For many years, this guitar has been part of Beatles mythology as its whereabouts have, until now, remained a mystery. The guitar was used by both John Lennon and George Harrison during a key period in the group's history in 1967.
Harrison is pictured playing this guitar at West Malling aerodrome in Kent during rehearsals for the filming of I Am The Walrus, for Magical Mystery Tour, 18th - 24th September, 1967 [see Beat Instrumental, November, 1967, p.24]. Apparently, Lennon also played this guitar on the same occasion although so far, no photographic evidence has come to light to support this. Later that year, on 10th November, 1967, the Beatles hired the Saville Theatre in London for the filming of the promotional video for Hello Goodbye, and there are pictures of Lennon playing the Vox [see http://www.thecanteen.com/lennon9.html], although in the final footage he is seen using his Martin D-28.
The date on the plaque attached to the back of the guitar is Alexis Mardas's birthday. According to Mr Mardas, the guitar was a gift from Lennon and the plaque records the date of Mr Mardas's birthday earlier in 1967, rather than the date the guitar was given to him.

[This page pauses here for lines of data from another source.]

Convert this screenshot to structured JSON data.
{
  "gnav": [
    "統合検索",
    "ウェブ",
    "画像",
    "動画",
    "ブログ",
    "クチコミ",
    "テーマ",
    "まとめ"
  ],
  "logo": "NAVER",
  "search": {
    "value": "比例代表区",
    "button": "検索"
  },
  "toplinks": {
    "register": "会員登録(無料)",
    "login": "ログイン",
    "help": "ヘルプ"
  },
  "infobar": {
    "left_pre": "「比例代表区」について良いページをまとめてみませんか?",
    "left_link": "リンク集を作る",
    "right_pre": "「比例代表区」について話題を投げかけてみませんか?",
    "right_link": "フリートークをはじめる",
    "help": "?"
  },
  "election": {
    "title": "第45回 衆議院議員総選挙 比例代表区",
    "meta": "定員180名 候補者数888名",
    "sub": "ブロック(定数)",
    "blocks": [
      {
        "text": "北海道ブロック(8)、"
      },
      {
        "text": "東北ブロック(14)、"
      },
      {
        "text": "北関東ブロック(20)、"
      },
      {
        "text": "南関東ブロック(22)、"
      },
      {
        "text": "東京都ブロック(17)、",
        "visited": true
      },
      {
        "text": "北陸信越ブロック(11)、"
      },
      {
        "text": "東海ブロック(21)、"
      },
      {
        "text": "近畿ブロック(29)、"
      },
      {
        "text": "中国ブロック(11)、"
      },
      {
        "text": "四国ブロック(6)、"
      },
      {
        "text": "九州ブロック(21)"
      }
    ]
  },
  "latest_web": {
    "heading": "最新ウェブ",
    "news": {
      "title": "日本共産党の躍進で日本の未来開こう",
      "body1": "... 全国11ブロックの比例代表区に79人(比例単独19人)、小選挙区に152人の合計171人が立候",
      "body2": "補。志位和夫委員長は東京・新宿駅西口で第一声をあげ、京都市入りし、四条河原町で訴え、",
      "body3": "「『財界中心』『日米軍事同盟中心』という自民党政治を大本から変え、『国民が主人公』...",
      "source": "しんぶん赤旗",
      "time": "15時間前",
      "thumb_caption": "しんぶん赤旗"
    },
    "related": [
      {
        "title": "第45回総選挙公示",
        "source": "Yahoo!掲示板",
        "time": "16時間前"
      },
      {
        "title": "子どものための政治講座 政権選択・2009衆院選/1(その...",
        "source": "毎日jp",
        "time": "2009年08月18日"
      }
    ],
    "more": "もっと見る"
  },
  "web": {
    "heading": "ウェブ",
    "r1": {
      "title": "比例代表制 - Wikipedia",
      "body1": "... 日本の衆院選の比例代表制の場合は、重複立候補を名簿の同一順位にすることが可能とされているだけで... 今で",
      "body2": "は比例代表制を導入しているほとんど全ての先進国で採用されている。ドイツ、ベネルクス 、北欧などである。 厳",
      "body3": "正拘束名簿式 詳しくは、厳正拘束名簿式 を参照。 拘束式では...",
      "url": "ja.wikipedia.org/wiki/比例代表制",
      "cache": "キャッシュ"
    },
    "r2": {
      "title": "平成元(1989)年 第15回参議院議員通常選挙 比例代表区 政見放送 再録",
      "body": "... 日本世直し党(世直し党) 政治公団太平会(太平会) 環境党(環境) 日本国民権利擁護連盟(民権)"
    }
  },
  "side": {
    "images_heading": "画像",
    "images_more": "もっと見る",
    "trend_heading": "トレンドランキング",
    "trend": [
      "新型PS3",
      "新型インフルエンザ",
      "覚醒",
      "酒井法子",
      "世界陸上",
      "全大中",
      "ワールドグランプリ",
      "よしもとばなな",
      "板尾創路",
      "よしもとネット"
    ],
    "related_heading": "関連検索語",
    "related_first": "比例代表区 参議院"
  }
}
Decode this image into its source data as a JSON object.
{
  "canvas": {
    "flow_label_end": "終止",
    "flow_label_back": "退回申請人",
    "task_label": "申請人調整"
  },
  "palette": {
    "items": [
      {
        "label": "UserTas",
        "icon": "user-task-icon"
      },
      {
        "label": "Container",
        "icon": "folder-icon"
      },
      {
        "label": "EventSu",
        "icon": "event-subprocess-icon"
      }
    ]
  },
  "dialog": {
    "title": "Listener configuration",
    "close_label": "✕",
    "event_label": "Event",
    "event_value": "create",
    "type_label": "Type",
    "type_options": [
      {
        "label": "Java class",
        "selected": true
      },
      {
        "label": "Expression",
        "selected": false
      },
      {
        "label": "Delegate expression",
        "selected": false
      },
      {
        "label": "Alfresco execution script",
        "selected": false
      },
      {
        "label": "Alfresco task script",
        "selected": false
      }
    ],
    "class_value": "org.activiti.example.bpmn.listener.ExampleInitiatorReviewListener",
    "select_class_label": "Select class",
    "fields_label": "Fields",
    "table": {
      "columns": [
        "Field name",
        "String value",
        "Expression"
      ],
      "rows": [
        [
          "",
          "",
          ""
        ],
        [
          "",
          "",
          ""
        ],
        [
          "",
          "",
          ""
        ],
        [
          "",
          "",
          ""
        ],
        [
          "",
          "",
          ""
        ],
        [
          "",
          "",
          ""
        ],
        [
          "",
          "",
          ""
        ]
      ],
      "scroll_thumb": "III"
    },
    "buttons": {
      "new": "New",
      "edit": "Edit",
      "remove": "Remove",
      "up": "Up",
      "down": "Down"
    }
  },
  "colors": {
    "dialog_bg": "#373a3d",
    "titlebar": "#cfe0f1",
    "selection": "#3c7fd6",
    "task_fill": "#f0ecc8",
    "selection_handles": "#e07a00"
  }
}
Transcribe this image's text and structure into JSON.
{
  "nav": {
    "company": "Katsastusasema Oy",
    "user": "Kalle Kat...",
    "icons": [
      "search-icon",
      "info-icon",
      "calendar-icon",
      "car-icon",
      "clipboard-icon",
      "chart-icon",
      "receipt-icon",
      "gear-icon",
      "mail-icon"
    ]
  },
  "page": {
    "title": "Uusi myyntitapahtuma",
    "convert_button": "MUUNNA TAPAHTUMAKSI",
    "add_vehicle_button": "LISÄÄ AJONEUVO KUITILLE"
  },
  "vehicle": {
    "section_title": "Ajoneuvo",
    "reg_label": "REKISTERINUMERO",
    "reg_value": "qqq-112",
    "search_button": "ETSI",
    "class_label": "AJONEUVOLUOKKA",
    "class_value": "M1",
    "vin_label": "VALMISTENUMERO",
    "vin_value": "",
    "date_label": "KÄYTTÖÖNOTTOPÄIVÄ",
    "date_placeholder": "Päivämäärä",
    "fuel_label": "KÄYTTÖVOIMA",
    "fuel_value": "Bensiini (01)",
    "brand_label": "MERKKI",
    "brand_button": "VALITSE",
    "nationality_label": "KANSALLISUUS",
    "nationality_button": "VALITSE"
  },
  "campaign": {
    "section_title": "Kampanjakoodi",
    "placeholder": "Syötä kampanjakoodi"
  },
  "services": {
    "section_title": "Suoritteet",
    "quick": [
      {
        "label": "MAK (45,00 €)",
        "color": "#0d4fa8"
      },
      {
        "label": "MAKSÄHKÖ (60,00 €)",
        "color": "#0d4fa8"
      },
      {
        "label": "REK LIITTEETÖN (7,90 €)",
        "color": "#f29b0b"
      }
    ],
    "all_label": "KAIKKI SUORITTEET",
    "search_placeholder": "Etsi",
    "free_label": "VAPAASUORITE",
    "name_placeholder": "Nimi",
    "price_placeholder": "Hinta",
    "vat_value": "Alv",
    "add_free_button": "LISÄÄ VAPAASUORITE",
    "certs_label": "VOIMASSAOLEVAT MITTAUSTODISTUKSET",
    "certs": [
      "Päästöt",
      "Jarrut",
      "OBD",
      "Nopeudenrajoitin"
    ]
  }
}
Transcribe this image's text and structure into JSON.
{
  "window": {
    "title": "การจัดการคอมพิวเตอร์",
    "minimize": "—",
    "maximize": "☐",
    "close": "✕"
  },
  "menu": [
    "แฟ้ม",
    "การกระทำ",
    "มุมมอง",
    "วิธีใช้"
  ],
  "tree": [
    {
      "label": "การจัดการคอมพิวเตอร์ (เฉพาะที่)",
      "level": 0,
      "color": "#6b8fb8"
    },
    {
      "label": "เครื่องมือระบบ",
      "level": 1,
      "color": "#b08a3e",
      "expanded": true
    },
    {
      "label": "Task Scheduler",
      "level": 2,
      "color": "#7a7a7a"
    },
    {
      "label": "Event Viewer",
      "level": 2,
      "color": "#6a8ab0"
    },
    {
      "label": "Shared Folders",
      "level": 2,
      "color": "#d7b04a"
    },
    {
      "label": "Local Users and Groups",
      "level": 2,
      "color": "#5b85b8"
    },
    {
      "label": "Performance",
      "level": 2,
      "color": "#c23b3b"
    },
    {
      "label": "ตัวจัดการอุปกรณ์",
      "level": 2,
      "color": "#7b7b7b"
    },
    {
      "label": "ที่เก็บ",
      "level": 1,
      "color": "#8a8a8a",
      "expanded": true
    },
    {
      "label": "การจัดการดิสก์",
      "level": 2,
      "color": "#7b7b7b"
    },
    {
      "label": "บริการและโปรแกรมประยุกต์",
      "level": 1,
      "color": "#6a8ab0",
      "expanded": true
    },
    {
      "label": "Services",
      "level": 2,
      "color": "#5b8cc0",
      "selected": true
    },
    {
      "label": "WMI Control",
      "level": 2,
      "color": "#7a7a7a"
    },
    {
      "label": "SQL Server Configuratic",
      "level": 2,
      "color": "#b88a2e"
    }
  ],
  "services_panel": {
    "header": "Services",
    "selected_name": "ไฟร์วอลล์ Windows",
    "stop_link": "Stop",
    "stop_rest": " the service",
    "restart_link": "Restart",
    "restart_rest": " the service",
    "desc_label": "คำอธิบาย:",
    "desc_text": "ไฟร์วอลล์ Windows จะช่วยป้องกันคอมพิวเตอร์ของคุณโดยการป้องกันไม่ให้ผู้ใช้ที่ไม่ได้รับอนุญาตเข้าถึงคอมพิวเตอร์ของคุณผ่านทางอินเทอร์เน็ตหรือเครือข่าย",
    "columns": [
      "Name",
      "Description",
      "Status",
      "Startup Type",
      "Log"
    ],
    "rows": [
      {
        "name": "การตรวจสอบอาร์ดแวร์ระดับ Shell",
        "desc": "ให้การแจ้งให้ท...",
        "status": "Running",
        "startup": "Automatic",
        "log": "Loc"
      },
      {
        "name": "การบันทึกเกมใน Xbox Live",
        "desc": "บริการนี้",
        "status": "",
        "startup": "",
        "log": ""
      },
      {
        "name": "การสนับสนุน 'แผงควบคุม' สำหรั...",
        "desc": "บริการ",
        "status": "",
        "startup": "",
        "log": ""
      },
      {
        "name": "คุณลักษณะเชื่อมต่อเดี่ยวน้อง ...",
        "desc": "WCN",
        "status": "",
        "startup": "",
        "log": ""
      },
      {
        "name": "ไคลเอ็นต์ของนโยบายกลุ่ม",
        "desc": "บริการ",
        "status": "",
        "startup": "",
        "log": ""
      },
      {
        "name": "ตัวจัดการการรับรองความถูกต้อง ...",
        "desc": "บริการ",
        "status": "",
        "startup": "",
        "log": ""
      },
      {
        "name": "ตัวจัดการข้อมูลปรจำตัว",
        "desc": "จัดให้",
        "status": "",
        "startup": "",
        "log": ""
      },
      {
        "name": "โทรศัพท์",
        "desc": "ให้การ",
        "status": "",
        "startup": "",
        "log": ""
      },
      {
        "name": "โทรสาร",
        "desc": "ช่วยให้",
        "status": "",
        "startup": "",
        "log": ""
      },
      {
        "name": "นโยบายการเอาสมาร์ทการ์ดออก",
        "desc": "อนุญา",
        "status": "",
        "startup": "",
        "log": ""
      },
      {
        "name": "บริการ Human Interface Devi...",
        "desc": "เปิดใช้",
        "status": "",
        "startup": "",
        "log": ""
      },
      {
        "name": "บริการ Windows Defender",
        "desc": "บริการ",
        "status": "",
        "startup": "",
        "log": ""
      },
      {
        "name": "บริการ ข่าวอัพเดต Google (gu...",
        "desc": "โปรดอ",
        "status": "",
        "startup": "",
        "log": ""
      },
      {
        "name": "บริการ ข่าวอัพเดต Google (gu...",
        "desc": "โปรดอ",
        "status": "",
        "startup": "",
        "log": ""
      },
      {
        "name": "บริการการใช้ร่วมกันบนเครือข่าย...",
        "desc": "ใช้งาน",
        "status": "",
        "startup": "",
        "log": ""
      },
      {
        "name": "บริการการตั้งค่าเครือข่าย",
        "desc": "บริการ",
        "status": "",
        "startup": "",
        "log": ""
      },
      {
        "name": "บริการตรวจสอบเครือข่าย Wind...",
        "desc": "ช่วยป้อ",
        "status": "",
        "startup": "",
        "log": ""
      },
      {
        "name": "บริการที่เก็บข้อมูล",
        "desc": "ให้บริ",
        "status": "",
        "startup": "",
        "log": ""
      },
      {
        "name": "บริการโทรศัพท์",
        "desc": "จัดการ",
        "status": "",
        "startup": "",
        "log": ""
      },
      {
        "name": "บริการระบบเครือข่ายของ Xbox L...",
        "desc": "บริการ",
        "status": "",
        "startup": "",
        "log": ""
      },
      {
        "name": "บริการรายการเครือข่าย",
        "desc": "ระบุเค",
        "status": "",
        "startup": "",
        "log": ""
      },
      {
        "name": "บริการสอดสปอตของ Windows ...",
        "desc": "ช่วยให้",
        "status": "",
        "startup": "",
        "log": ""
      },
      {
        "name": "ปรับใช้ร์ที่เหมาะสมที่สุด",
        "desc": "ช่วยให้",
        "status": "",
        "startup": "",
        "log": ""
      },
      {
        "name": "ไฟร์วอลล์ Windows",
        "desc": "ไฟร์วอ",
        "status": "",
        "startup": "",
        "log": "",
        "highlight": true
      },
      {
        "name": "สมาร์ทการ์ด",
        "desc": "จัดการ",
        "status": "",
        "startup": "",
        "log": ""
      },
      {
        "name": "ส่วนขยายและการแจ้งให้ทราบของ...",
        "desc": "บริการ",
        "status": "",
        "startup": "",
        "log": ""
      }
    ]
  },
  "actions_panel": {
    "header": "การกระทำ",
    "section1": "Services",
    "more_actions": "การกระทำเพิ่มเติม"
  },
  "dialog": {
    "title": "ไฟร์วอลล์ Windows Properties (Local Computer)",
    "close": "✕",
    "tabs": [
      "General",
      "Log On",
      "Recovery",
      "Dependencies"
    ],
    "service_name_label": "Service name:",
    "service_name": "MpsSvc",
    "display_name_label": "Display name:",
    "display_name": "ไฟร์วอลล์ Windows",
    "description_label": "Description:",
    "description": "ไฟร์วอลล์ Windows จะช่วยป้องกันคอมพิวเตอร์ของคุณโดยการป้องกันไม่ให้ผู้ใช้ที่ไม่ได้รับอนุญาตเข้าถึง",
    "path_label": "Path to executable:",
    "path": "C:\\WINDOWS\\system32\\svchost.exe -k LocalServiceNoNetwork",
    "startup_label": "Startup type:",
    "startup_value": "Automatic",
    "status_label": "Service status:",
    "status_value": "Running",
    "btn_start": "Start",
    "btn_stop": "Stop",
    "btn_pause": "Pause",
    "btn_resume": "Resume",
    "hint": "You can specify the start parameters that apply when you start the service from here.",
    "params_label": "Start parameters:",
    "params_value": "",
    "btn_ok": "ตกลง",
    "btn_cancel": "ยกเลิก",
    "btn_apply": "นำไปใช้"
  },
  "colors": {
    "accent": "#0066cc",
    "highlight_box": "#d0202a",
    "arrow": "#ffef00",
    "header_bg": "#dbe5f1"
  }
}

The body of this guitar was hand-crafted by Mike Bennett who worked at Vox in the 1960s. The electronics are the work of Dick Denney. Mr Bennett has inspected this guitar and has confirmed that it is the one he made in 1966. According to Mr Bennett, he received a verbal instruction from Tom Jennings (of Jennings Musical Industries Ltd., parent company to Vox) to...create something different in style to anything currently on the market, and that the guitar was a commission for George Harrison. Mr Denney's account however has the guitar as a speculative prototype, sent to the Beatles in the hope that either John or George would use it, thus encouraging orders for the new model.
The history of the guitar is somewhat complex. In an interview with Andy Babiuk for his book Beatles Gear, Mr Denney recalled that two Vox Kensington models were made. Mr Bennett however, recalls only one being made, and, according to him, the guitar pictured in Beat Instrumental magazine, October, 1966, on the Vox stand at the U.K. Music Trade Show at the Russell Hotel, without the push buttons on the body, is in fact the guitar in this Lot. Mr Bennett believes that the guitar was returned to Vox at some point after the Trade Show for the addition of the Special Effects push buttons.